You can prepare for this virus all you want, but trust me when I say all the toilet paper in the world cannot prepare you for the target you’ll feel on your back. Every time I’ve left my house, I’ve felt like a marked man. And I will for quite some time. Also, no one can prepare you for not being able to go anywhere. Can’t pick up your mail. Can’t get a quick gallon of milk. If you’re truly respecting others, you can’t live your life among the outside world.
Thank God for my parents — the same people who I feared I’d make sick. They were willing to risk it every day to bring me food, groceries, etc. I’m not alone. I’m sure all of us who have gone through this have had heroes close to us, keeping us going.
The days have ticked like months on the calendar, but by Nov. 19, I’ll be two weeks from my test date. That’s four days longer than the 10 days I was advised to quarantine. Aside from sneaking down to our office and locking the door, I’ve tried to stay disconnected from the outside world.
I may have had an emotional moment or two in the beginning, and perhaps a couple more based on some friends who were genuinely scared about my well being. However, for the most part, I’m used to being alone. I did just fine.
The governor addressed the state on the evening of Nov. 16, bringing even stricter rules and regulations amid this pandemic. While I feel she’s always behind, it shows she’s finally taking this a bit more seriously.
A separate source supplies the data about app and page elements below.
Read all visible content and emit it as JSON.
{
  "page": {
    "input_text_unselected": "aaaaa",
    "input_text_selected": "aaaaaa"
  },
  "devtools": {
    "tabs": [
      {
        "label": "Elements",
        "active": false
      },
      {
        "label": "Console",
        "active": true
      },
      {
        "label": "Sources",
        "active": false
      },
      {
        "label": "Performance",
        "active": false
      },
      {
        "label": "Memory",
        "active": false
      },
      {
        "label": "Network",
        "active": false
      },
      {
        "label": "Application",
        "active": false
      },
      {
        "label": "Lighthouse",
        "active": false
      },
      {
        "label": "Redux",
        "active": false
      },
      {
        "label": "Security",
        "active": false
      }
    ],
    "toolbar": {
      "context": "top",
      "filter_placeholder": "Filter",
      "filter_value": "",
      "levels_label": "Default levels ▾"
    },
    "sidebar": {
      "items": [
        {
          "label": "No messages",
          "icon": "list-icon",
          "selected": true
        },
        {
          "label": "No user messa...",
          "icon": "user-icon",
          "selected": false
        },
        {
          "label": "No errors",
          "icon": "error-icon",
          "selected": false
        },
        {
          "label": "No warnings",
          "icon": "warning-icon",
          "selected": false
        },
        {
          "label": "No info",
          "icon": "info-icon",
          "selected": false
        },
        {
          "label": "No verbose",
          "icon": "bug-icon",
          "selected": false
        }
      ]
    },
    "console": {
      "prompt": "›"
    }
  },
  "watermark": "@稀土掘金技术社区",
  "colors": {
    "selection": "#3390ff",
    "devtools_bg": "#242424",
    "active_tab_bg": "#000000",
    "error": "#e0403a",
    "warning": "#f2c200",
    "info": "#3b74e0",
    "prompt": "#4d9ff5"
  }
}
I urge all of you to do the same. We have our biggest holidays right around the corner. This reaches you a week before Thanksgiving, and a month before Christmas. As strange as it sounds, give thanks this season by NOT having large group gatherings. Keep it confined to just immediate family at most. The life you save may be your 4-year old daughter, your mother, your grandparent, etc. How about Christmas in June?
One last thing, from a physical standpoint, my timeline with the virus was printed last week. By now I feel pretty good. I took a 2 1/2 mile walk late Saturday night and it felt great. My only long-lasting symptom is that I still can’t taste. It’s been nine days since I lost it, and while it’s starting to come back, it’s not all the way there as I write this.